The reason why urine has such low specific gravity is because there are many different types of salts present in the body that cause the urine to contain very little water. These salts include sodium chloride, potassium chloride, calcium chloride, magnesium sulfate and others.

Some of these salts are excreted into the urine along with normal waste products from the body. Other salts remain in the blood stream and must be removed before they can affect your health.

How Does High Urine Specific Gravity Affect Your Health?

High urine specific gravity is associated with certain diseases such as kidney stones, diabetes insipidus and some forms of cancer. Urine specific gravity is the main factor in measuring how dehydrated you are.

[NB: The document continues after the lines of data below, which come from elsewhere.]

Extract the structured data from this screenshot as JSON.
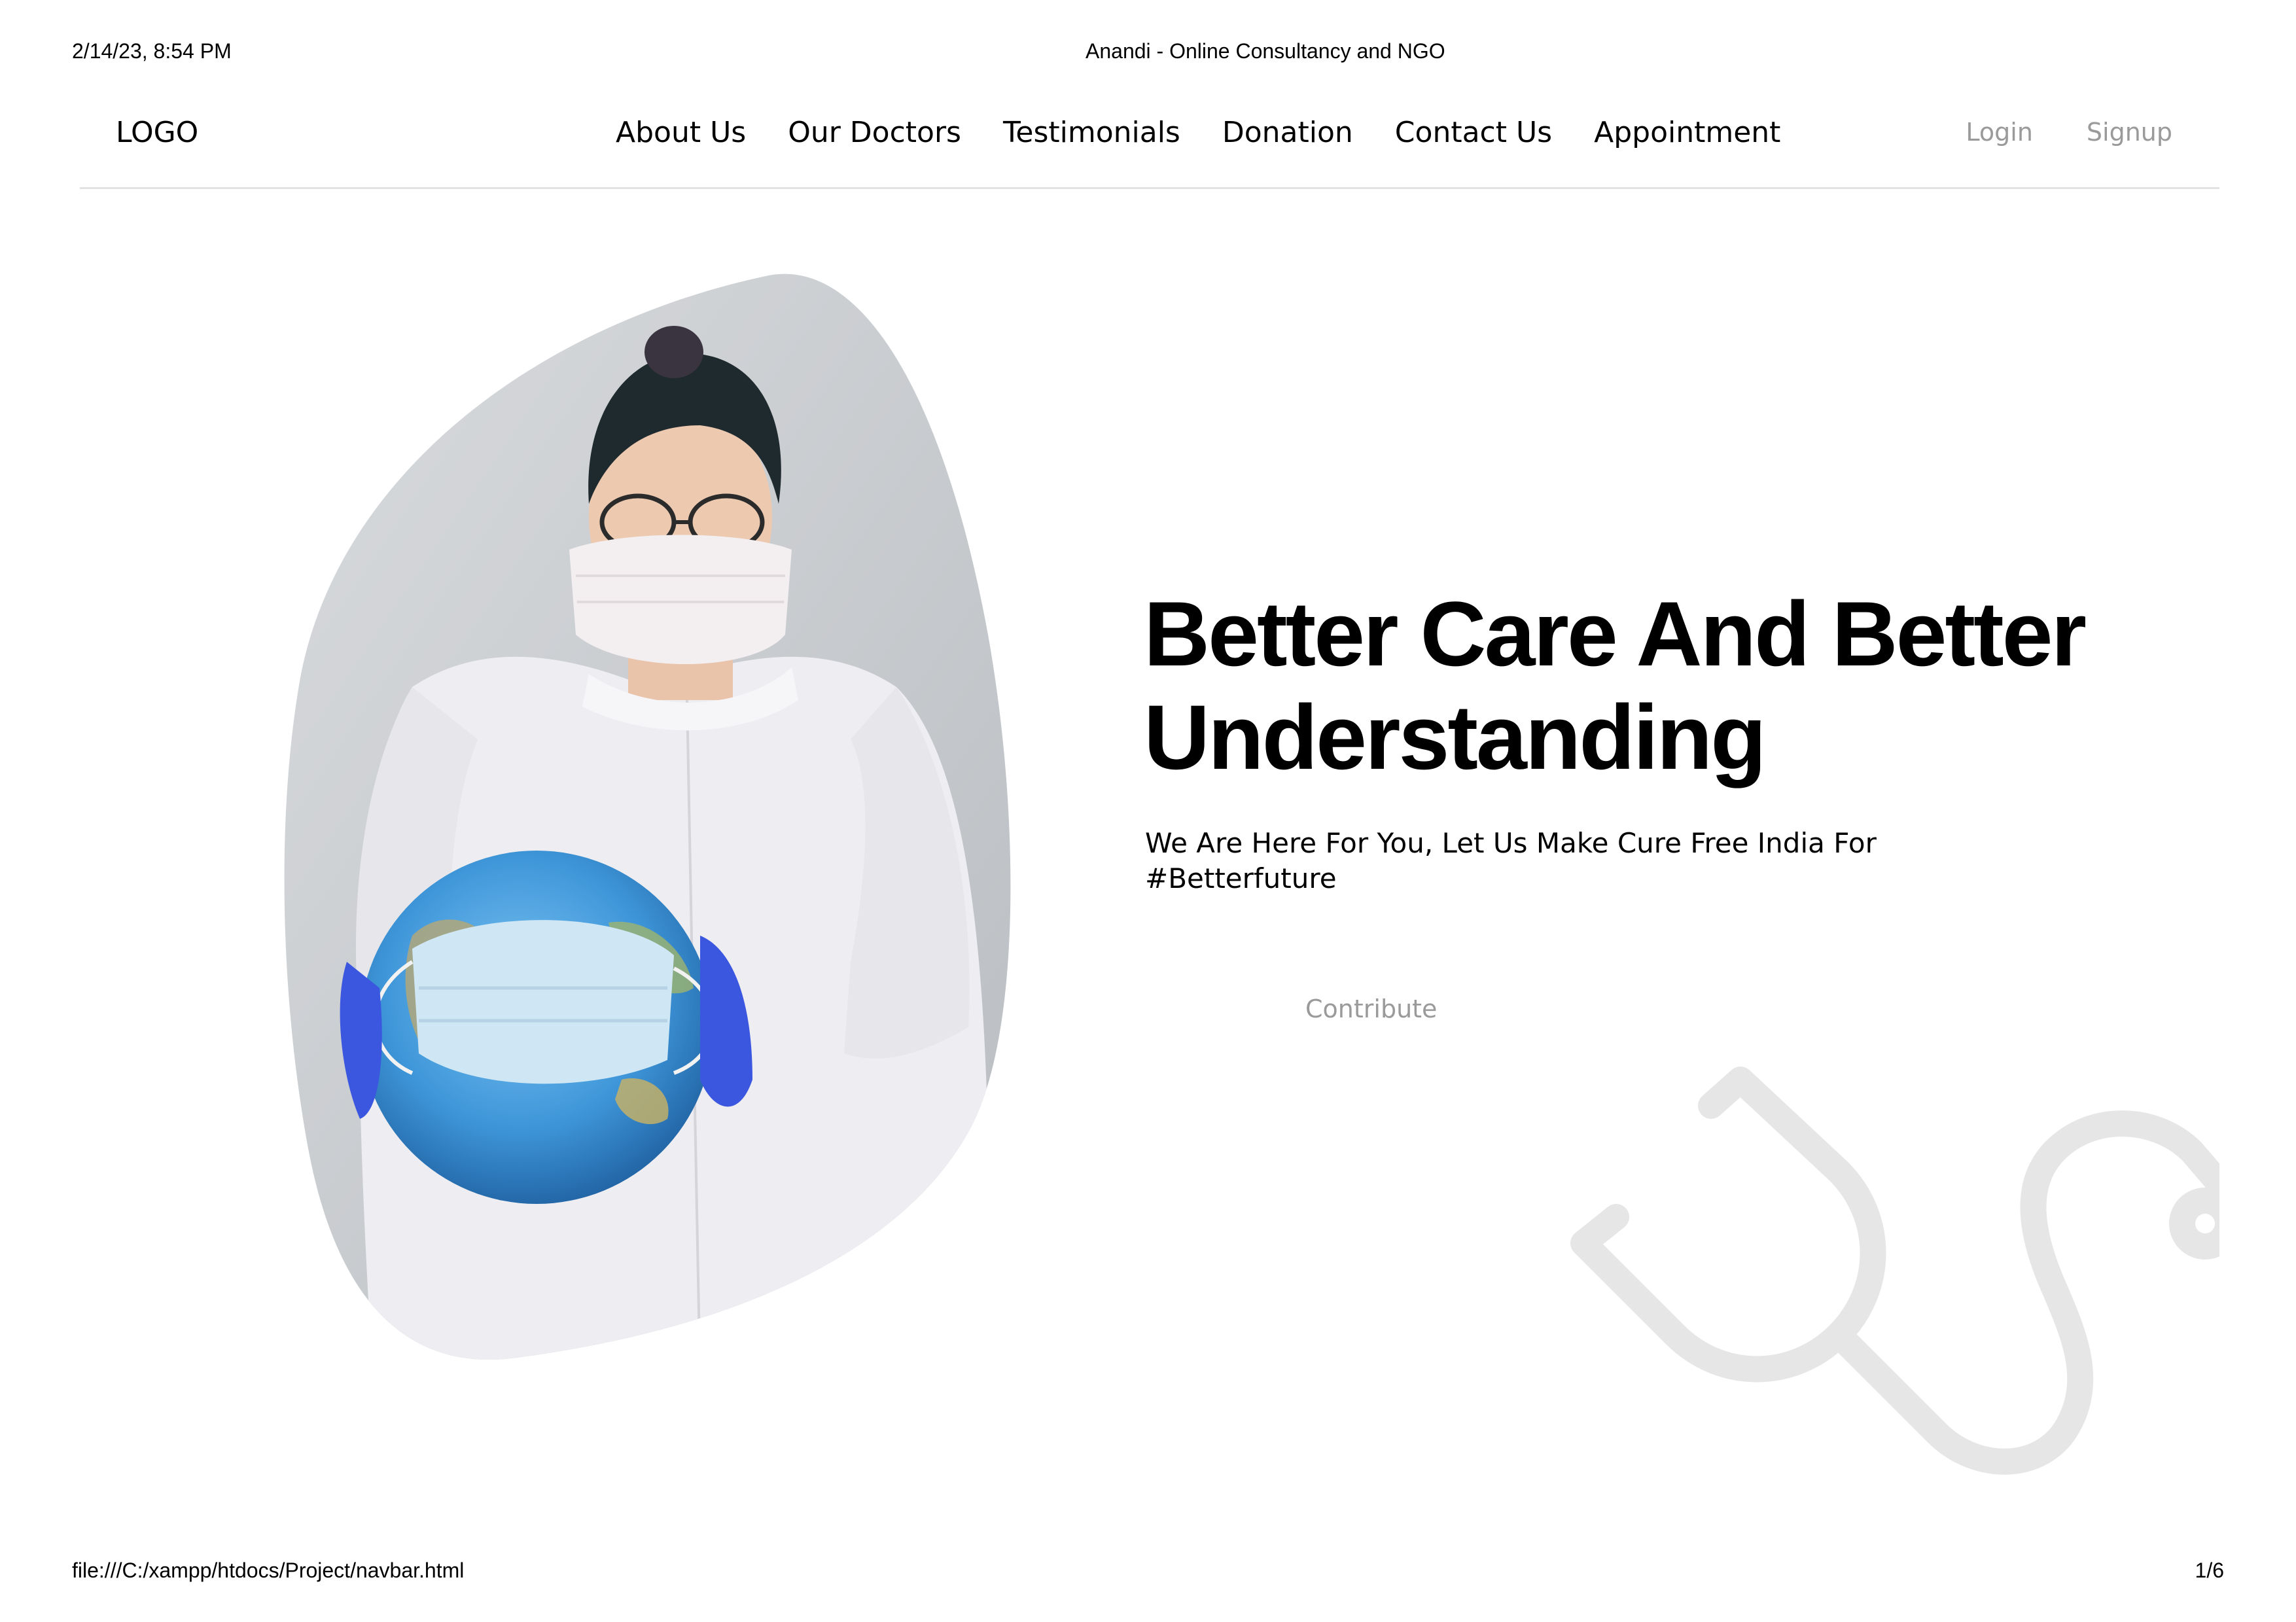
{
  "print": {
    "datetime": "2/14/23, 8:54 PM",
    "page_title": "Anandi - Online Consultancy and NGO",
    "file_path": "file:///C:/xampp/htdocs/Project/navbar.html",
    "page_number": "1/6"
  },
  "navbar": {
    "logo": "LOGO",
    "links": [
      "About Us",
      "Our Doctors",
      "Testimonials",
      "Donation",
      "Contact Us",
      "Appointment"
    ],
    "login": "Login",
    "signup": "Signup"
  },
  "hero": {
    "title_line1": "Better Care And Better",
    "title_line2": "Understanding",
    "subtitle_line1": "We Are Here For You, Let Us Make Cure Free India For",
    "subtitle_line2": "#Betterfuture",
    "cta": "Contribute"
  },
  "colors": {
    "muted_text": "#9a9a9a",
    "divider": "#e2e2e2",
    "watermark": "#e6e6e6",
    "blob_bg": "#c9cccf"
  }
}
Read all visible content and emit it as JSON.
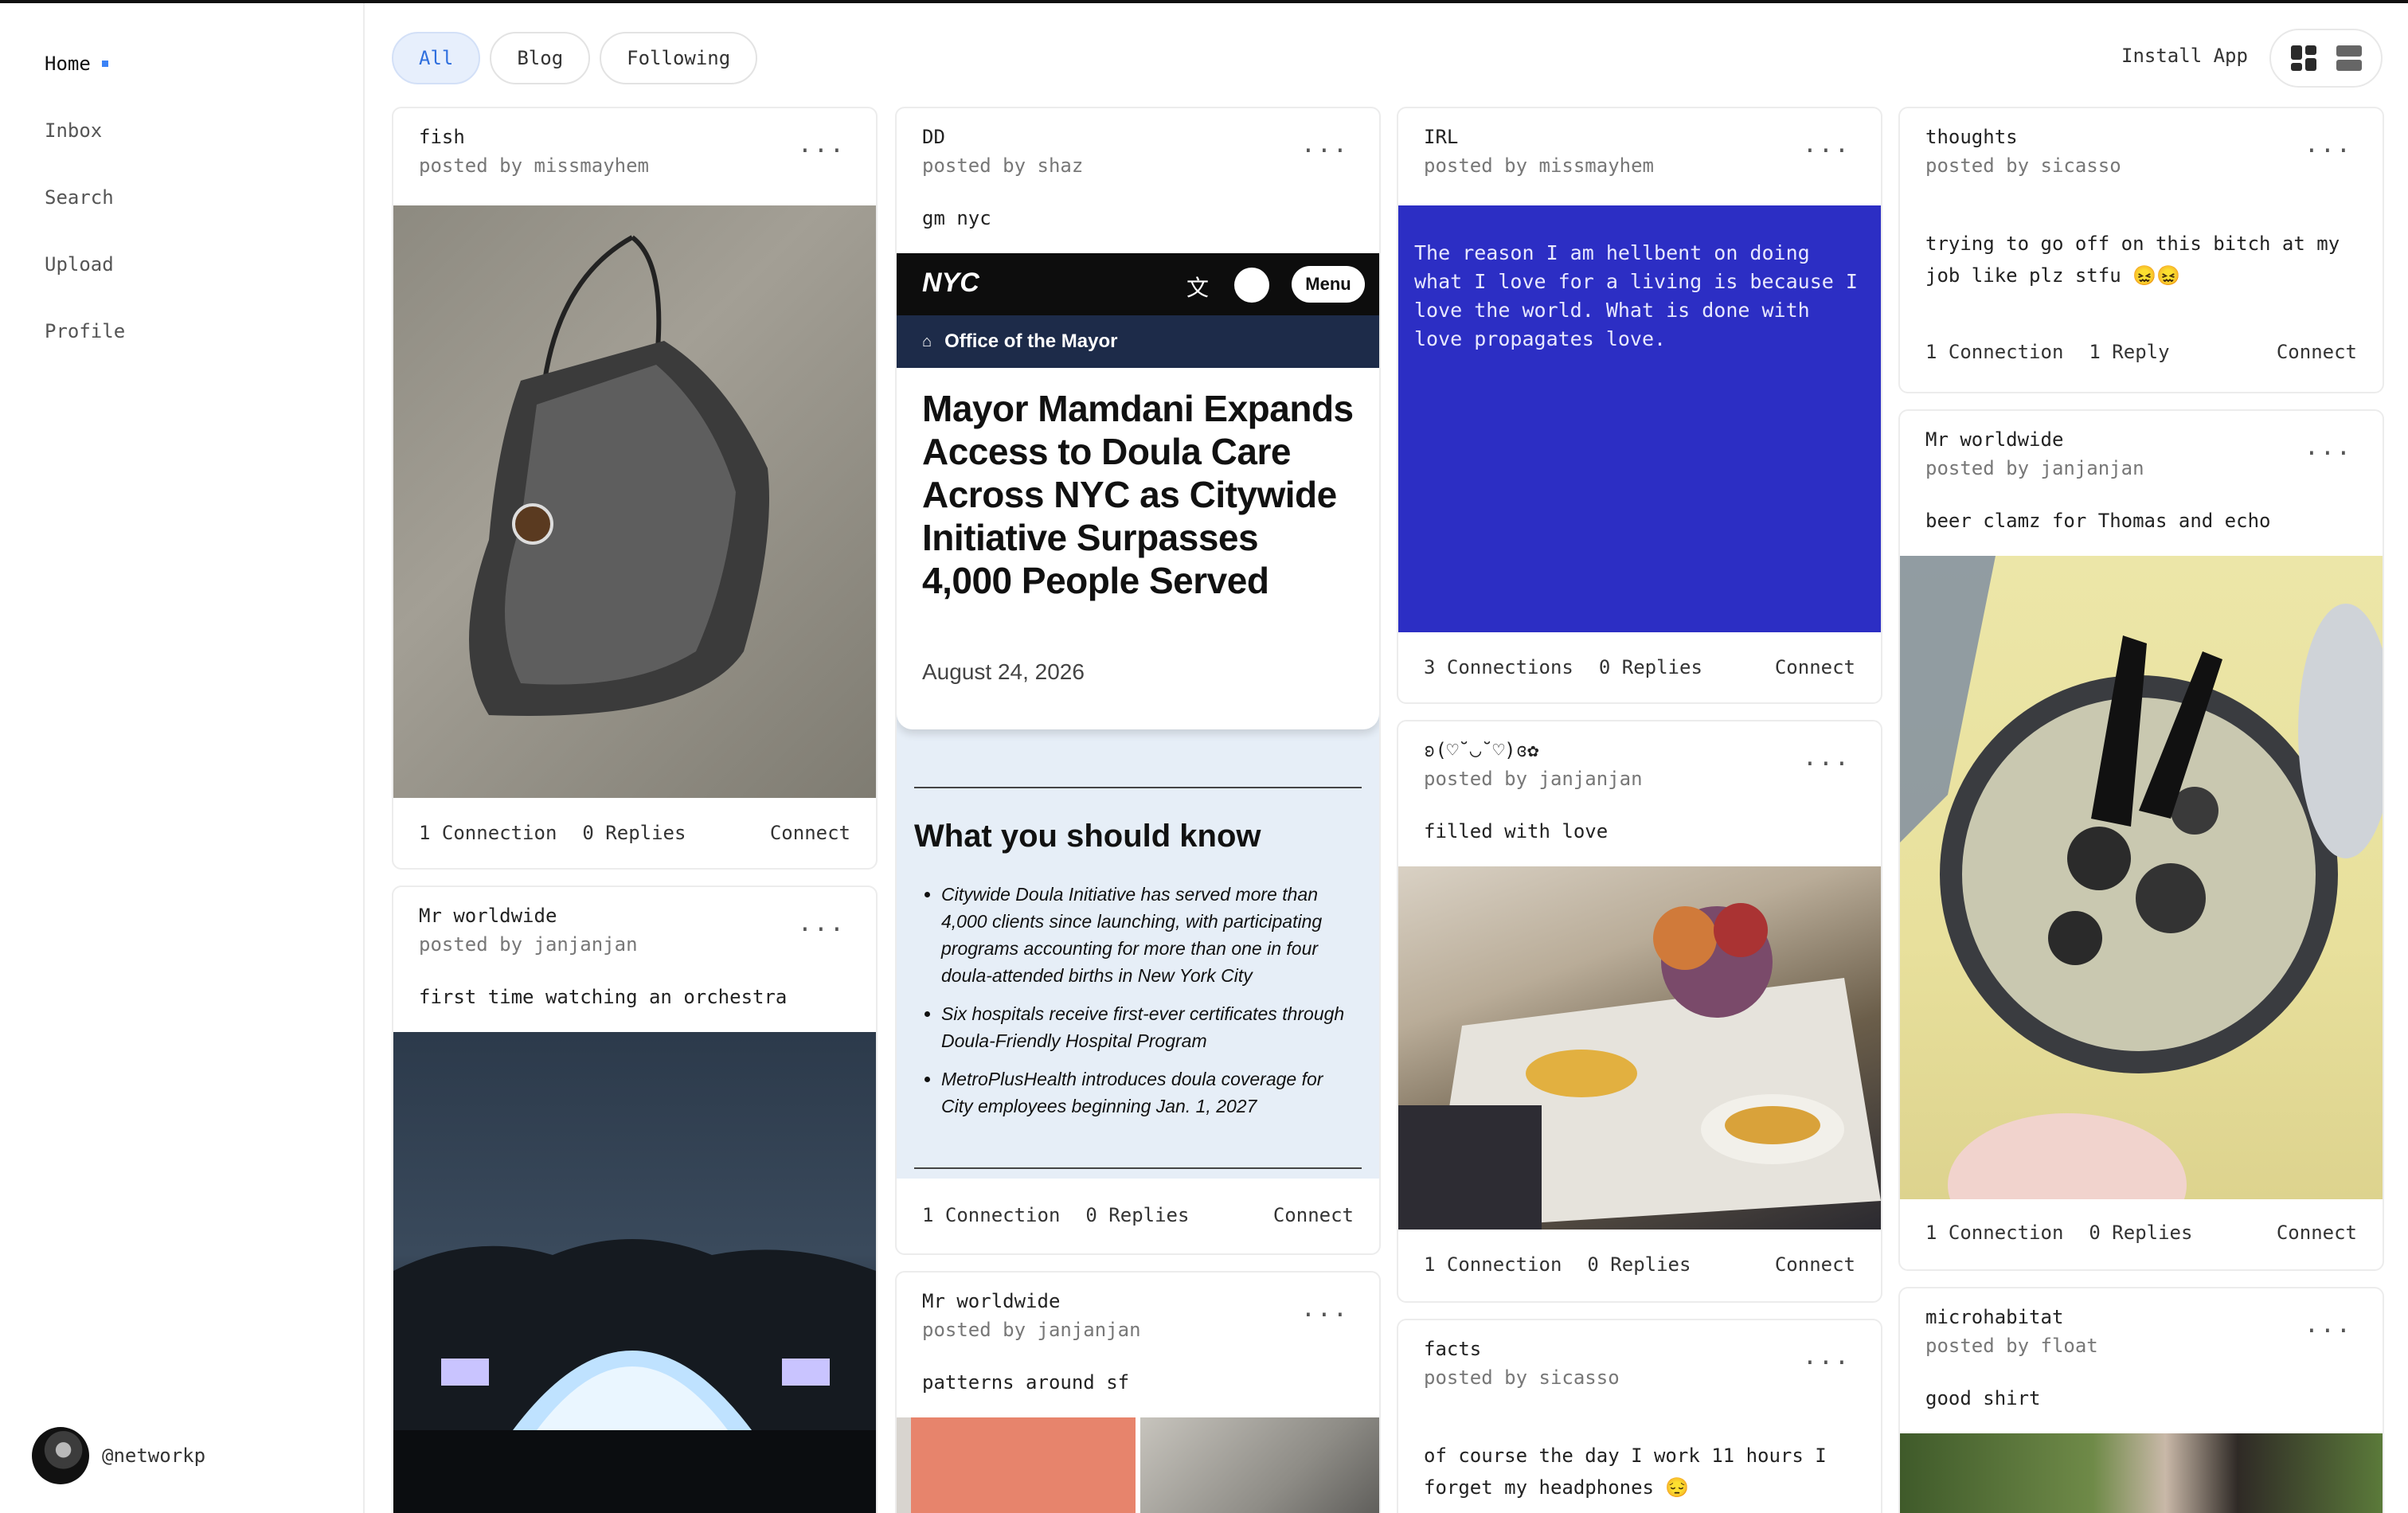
{
  "sidebar": {
    "items": [
      {
        "label": "Home",
        "active": true
      },
      {
        "label": "Inbox"
      },
      {
        "label": "Search"
      },
      {
        "label": "Upload"
      },
      {
        "label": "Profile"
      }
    ],
    "user": "@networkp"
  },
  "filters": {
    "all": "All",
    "blog": "Blog",
    "following": "Following"
  },
  "install_label": "Install App",
  "more_glyph": "...",
  "col1": {
    "c1": {
      "title": "fish",
      "by": "posted by missmayhem",
      "connections": "1 Connection",
      "replies": "0 Replies",
      "connect": "Connect"
    },
    "c2": {
      "title": "Mr worldwide",
      "by": "posted by janjanjan",
      "caption": "first time watching an orchestra"
    }
  },
  "col2": {
    "c1": {
      "title": "DD",
      "by": "posted by shaz",
      "caption": "gm nyc",
      "embed": {
        "logo": "NYC",
        "menu": "Menu",
        "office": "Office of the Mayor",
        "headline": "Mayor Mamdani Expands Access to Doula Care Across NYC as Citywide Initiative Surpasses 4,000 People Served",
        "date": "August 24, 2026",
        "know_title": "What you should know",
        "bullets": [
          "Citywide Doula Initiative has served more than 4,000 clients since launching, with participating programs accounting for more than one in four doula-attended births in New York City",
          "Six hospitals receive first-ever certificates through Doula-Friendly Hospital Program",
          "MetroPlusHealth introduces doula coverage for City employees beginning Jan. 1, 2027"
        ]
      },
      "connections": "1 Connection",
      "replies": "0 Replies",
      "connect": "Connect"
    },
    "c2": {
      "title": "Mr worldwide",
      "by": "posted by janjanjan",
      "caption": "patterns around sf"
    }
  },
  "col3": {
    "c1": {
      "title": "IRL",
      "by": "posted by missmayhem",
      "quote": "The reason I am hellbent on doing what I love for a living is because I love the world. What is done with love propagates love.",
      "connections": "3 Connections",
      "replies": "0 Replies",
      "connect": "Connect"
    },
    "c2": {
      "title": "ʚ(♡˘◡˘♡)ɞ✿",
      "by": "posted by janjanjan",
      "caption": "filled with love",
      "connections": "1 Connection",
      "replies": "0 Replies",
      "connect": "Connect"
    },
    "c3": {
      "title": "facts",
      "by": "posted by sicasso",
      "caption": "of course the day I work 11 hours I forget my headphones 😔"
    }
  },
  "col4": {
    "c1": {
      "title": "thoughts",
      "by": "posted by sicasso",
      "caption": "trying to go off on this bitch at my job like plz stfu 😖😖",
      "connections": "1 Connection",
      "replies": "1 Reply",
      "connect": "Connect"
    },
    "c2": {
      "title": "Mr worldwide",
      "by": "posted by janjanjan",
      "caption": "beer clamz for Thomas and echo",
      "connections": "1 Connection",
      "replies": "0 Replies",
      "connect": "Connect"
    },
    "c3": {
      "title": "microhabitat",
      "by": "posted by float",
      "caption": "good shirt"
    }
  }
}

A normal specific gravity is between 1.010 and 1.029. When the level of dehydration increases above 1.030 it can cause the heart to stop beating, coma and eventually death if left untreated.

What Does Low Urine Specific Gravity Mean?

Urine specific gravity less than 1.005 is considered to be a sign of dehydration. Dehydration is caused by the excessive loss of water from the body. This can occur when you do not drink enough liquids or if you have released too much water through sweating, vomiting, diarrhea or fever.

How to Raise Urine Specific Gravity?

There are many ways to increase the specific gravity of your urine. If you consider that there is too much water present in your urine, then drinking more liquids will solve this problem. You can also mix sodium bicarbonate (baking soda) with your water and drink it. This will help to increase your urine specific gravity.

If you are concerned that your body is not getting enough water because you are experiencing uncontrollable urination or diuresis, then you should see a doctor immediately. Dehydration can lead to many health problems in the long term, so it is important to take quick action if you are suffering from this condition.

Sources & references used in this article:

Comparison of 3 methods to assess urine specific gravity in collegiate wrestlers by KJ Stuempfle, DG Drury – Journal of athletic training, 2003 – ncbi.nlm.nih.gov

Accuracy of urine specific gravity and osmolality as indicators of hydration status by RA Oppliger, SA Magnes… – … journal of sport …, 2005 – journals.humankinetics.com

Specific gravity test strips used in monitoring urine concentrations of urolithiasis patients by RE Cadoff, GW Drach, J LeBouton – The Journal of urology, 1988 – auajournals.org

Urine specific gravity and other urinary indices: inaccurate tests for dehydration by MJ Steiner, AL Nager, VJ Wang – Pediatric emergency care, 2007 – journals.lww.com

Use of urine specific gravity to improve screening for albuminuria by RR Moore Jr, CA Hirata-Dulas, BL Kasiske – Kidney international, 1997 – Elsevier

Screening for microalbuminuria simplified by urine specific gravity by CR Parikh, GG Gyamlani, CP Carvounis – American journal of …, 2002 – karger.com

Urine specific gravity in exercisers prior to physical training by EA Stover, HJ Petrie, D Passe… – Applied physiology …, 2006 – NRC Research Press